• [EXERCISE DESCRIPTION] Count the lines below that contain the word "screenshot", and reply with only that number.

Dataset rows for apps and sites
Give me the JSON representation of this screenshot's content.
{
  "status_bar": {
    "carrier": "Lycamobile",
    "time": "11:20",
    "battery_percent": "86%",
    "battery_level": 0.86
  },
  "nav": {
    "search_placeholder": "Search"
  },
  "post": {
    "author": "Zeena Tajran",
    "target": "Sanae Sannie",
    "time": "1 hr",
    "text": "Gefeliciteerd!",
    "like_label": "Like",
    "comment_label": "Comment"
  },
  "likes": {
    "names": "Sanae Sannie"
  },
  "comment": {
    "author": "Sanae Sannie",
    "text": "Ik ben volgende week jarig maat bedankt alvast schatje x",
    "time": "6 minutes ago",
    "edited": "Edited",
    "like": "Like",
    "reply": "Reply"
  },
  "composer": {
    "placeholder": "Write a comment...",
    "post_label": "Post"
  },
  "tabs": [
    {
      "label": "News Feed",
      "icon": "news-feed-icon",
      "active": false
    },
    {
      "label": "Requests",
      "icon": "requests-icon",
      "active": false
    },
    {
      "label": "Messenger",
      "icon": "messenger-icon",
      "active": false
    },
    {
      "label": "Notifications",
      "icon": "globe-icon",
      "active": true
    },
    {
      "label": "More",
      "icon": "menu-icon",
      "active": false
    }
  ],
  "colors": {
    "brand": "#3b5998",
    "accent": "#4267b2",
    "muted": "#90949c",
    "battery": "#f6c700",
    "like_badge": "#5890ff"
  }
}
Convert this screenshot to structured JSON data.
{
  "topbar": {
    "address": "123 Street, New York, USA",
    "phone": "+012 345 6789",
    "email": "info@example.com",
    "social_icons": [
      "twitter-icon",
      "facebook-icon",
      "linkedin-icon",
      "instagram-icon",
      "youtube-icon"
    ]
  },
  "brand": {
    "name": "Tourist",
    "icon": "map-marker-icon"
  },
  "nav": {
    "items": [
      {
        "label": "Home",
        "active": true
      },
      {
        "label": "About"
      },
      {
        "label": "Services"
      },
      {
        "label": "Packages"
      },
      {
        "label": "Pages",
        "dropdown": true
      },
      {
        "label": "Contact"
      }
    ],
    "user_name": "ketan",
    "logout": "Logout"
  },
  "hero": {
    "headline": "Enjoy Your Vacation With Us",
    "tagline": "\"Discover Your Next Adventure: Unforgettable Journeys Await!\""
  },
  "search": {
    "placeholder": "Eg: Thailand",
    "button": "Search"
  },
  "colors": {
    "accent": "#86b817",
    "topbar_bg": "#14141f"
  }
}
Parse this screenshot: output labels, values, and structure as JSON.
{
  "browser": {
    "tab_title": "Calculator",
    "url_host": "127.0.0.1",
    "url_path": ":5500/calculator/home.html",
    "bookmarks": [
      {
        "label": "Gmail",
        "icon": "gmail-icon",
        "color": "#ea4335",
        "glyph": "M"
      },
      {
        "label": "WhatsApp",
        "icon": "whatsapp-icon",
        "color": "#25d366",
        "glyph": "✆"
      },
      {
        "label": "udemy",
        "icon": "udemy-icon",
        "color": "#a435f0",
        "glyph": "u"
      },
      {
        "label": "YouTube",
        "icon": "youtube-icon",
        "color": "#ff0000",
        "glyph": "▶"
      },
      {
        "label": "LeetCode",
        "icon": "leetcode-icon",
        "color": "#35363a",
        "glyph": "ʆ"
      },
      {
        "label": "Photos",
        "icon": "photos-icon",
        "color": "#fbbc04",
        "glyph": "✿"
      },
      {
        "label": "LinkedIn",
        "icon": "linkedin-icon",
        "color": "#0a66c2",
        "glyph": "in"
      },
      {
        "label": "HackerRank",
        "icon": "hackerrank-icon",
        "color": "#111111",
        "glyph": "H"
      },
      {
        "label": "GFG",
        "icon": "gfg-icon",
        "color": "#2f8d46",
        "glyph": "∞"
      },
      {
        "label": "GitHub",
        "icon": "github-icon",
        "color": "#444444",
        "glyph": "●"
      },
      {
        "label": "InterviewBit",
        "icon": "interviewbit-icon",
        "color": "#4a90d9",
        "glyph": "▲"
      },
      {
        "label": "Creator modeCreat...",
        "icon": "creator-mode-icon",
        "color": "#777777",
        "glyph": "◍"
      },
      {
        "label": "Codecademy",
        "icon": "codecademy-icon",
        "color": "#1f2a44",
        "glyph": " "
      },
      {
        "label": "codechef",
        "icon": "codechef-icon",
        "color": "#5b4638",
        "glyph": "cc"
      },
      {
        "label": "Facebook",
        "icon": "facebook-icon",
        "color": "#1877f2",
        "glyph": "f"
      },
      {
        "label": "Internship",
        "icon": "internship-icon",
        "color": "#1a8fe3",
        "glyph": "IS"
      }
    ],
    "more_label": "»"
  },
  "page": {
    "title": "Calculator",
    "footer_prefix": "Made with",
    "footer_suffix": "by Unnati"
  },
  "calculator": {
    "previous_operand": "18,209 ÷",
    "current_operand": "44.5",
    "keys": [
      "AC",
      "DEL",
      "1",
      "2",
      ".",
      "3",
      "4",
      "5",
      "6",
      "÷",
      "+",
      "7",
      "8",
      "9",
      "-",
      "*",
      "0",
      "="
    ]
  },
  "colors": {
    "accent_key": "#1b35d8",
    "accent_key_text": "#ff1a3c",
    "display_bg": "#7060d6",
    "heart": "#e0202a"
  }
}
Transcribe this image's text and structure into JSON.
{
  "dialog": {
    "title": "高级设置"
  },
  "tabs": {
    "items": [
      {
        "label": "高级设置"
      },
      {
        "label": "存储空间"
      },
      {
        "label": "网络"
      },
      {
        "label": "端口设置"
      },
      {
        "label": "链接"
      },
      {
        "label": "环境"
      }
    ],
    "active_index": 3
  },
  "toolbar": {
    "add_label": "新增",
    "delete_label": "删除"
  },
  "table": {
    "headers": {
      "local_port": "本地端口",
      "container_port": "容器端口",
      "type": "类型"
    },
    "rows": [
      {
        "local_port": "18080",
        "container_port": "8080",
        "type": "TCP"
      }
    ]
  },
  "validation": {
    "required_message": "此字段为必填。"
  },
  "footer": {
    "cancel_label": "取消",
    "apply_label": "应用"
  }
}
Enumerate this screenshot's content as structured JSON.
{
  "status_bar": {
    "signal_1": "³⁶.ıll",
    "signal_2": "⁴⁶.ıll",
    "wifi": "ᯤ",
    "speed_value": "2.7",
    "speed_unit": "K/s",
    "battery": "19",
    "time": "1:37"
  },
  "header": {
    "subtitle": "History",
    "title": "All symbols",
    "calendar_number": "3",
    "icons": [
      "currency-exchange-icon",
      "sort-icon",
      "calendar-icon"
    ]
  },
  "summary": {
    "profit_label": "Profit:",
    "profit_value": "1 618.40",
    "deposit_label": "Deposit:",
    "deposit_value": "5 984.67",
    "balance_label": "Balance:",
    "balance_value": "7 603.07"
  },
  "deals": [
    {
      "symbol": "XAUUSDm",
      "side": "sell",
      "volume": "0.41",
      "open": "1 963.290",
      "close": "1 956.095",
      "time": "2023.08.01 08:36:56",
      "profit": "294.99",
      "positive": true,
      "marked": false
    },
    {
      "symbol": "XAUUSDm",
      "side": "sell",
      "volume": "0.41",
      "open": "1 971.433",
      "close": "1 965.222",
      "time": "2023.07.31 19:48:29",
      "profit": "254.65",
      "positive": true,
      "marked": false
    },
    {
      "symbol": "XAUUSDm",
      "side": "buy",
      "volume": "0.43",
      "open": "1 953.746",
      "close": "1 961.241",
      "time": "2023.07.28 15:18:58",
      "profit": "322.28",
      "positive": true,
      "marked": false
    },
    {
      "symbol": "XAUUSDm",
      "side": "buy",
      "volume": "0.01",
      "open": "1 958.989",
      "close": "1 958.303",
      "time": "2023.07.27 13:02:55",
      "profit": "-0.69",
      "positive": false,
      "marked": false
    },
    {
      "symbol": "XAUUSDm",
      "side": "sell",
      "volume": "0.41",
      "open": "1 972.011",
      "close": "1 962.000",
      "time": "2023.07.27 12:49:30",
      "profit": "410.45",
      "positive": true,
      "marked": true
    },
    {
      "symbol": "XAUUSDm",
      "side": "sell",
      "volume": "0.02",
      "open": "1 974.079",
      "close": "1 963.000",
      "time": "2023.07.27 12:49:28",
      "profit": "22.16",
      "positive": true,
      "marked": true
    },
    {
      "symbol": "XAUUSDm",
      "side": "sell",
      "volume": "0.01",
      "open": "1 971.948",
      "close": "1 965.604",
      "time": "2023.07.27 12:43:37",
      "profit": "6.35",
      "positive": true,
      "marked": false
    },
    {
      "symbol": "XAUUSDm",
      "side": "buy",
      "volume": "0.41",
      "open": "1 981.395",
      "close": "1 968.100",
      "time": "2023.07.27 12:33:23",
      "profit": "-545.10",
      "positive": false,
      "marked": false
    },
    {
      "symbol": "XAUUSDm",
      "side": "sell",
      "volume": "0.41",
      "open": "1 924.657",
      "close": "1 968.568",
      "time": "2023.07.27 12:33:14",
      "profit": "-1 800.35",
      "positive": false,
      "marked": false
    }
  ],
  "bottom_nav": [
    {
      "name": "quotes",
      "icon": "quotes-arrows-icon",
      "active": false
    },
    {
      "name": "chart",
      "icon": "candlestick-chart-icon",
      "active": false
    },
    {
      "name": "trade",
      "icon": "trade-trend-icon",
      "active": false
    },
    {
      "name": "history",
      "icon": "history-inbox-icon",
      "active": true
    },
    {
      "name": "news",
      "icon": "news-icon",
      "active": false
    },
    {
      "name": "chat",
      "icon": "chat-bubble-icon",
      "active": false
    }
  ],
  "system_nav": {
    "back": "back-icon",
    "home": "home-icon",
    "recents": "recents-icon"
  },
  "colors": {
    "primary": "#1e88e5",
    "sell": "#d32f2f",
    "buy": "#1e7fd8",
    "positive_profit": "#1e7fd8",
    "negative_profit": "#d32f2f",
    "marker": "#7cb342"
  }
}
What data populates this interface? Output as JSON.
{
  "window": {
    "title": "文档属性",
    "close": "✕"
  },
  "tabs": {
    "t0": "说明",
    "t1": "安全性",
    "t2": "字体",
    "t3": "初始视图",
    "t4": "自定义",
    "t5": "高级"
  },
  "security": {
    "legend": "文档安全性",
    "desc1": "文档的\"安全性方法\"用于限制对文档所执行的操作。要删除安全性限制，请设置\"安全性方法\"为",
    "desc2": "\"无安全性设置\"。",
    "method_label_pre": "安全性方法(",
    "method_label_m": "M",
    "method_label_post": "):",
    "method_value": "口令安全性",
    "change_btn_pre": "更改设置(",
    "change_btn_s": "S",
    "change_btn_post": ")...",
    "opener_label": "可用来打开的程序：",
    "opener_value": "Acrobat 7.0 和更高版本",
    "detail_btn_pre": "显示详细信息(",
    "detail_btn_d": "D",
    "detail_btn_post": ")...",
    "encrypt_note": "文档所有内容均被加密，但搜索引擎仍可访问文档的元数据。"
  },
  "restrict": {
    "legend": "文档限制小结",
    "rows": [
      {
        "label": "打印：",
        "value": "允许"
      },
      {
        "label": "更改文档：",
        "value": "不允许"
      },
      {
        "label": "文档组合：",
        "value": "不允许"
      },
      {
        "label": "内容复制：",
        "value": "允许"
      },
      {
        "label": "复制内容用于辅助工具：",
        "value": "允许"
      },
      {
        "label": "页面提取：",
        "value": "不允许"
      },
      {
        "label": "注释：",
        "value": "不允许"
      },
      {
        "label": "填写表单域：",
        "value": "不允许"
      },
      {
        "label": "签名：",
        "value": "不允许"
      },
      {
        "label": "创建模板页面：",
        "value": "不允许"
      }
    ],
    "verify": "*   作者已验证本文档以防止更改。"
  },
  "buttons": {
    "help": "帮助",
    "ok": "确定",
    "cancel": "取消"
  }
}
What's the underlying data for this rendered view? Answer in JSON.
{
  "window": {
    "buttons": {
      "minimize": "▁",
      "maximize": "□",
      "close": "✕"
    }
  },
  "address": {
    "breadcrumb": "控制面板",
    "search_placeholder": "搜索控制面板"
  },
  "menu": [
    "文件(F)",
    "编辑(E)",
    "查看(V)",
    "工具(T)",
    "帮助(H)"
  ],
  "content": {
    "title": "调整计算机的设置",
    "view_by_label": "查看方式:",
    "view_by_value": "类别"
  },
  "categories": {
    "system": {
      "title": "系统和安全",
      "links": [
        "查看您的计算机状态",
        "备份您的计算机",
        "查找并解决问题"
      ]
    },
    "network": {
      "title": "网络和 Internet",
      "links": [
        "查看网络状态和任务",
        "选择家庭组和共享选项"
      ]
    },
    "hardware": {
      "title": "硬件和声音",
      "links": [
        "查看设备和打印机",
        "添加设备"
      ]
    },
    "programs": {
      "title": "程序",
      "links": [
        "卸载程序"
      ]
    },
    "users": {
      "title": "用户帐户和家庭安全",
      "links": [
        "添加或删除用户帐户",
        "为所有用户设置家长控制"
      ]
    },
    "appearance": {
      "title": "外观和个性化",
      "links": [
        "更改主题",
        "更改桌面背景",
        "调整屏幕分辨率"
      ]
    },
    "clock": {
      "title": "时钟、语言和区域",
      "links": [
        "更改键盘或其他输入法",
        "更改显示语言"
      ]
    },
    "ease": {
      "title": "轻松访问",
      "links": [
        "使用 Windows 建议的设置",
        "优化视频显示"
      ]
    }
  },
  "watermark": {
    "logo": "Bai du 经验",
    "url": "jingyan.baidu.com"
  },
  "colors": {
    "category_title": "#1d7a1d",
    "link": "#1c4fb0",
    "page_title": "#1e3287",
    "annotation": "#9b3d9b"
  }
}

• [RESULT OF THIS EXERCISE] 4